Pros and Cons of Bristol Stool Scale
In their paper, the scientists discussed the Bristol Stool Scale (BSS), a traditional diagnostic tool for identifying stool forms into seven categories. The seven types of stool are:
- Type 1: Separate hard lumps, like nuts (difficult to pass).
- Type 2: Sausage-shaped, but lumpy.
- Type 3: Like a sausage, but with cracks on its surface.
- Type 4: Like a sausage or snake, smooth and soft (average stool).
- Type 5: Soft blobs with clear cut edges.
- Type 6: Fluffy pieces with ragged edges, a mushy stool (diarrhea).
- Type 7: Watery, no solid pieces, entirely liquid (diarrhea).
In an industry guidance report on irritable bowel syndrome (IBS)and associated drugs for treatment, the US Food and Drug Administration (FDA) said the BSS is “an appropriate instrument for capturing stool consistency in IBS.”
But even with the BSS, things can get murky for patients. Inaccurate self-reporting of stool forms by people with IBS and diarrhea can make proper diagnoses difficult.
“The problem is that whenever you have a patient reporting an outcome measure, it becomes subjective rather than objective.
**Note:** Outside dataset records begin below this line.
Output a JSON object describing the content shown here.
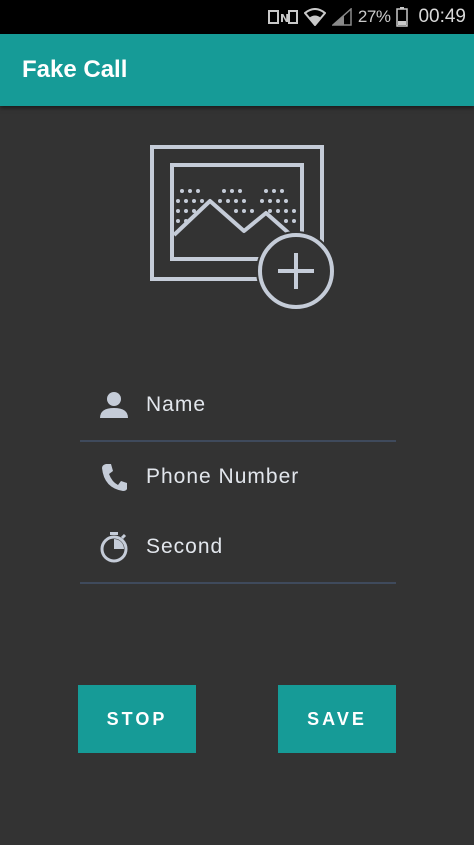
{
  "status_bar": {
    "battery_percent": "27%",
    "time": "00:49",
    "icons": [
      "nfc-icon",
      "wifi-icon",
      "signal-icon",
      "battery-icon"
    ]
  },
  "app_bar": {
    "title": "Fake Call",
    "color": "#169b97"
  },
  "photo_picker": {
    "icon": "add-photo-icon"
  },
  "form": {
    "fields": [
      {
        "icon": "person-icon",
        "label": "Name"
      },
      {
        "icon": "phone-icon",
        "label": "Phone Number"
      },
      {
        "icon": "timer-icon",
        "label": "Second"
      }
    ]
  },
  "buttons": {
    "stop_label": "STOP",
    "save_label": "SAVE"
  }
}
This can impact the placebo effect,” gastroenterologist Mark Pimentel, MD, Executive Director of Cedars-Sinai’s Medically Associated Science and Technology (MAST) program and principal investigator of the study, told Healio.
30,000 Stool Images Train New App
To conduct their study, the Cedars-Sinai researchers tested an AI smartphone app developed by Dieta Health. According to Health IT Analytics, employing AI trained on 30,000 annotated stool images, the app characterizes digital images of bowel movements using five parameters:
- Edge fuzziness,
- Fragmentation, and
“The app used AI to train the software to detect the consistency of the stool in the toilet based on the five parameters of stool form, We then compared that with doctors who know what they are looking at,” Pimentel told Healio.
AI Assessments Comparable to Doctors, Better than Patients
According to Health IT Analytics, the researchers found that:
- AI assessed the stool comparable to gastroenterologists’ assessments on BSS, consistency, fragmentation, and edge fuzziness scores.
- AI and gastroenterologists had moderate-to-good agreement on volume.
- AI outperformed study participant self-reports based on the BSS with 95% accuracy, compared to patients’ 89% accuracy.
Additionally, the AI outperformed humans in specificity and sensitivity as well:
- Specificity (ability to correctly report a negative result) was 27% higher.
- Sensitivity (ability to correctly report a positive result) was 23% higher.
“A novel smartphone application can determine BSS and other visual stool characteristics with high accuracy compared with the two expert gastroenterologists. Moreover, trained AI was superior to subject self-reporting of BSS. AI assessments could provide more objective outcome measures for stool characterization in gastroenterology,” the Cedars-Sinai researchers wrote in their paper.
“In addition to improving a physician’s ability to assess their patients’ digestive health, this app could be advantageous for clinical trials by reducing the variability of stool outcome measures,” said gastroenterologist Ali Rezaie, MD, study co-author and Medical Director of Cedars-Sinai’s GI Motility Program in the news release.
The researchers plan to seek FDA review of the mobile app.
Opportunity for Clinical Laboratories
Anatomic pathologists and clinical laboratory leaders may want to reach out to referring gastroenterologists to find out how they can help to better serve gastro patients. As the Cedars-Sinai study suggests, AI smartphone apps can perform BSS assessments as good as or better than humans and may be useful tools in the pursuit of precision medicine treatments for patient suffering from painful gastrointestinal disorders.
—Donna Marie Pocius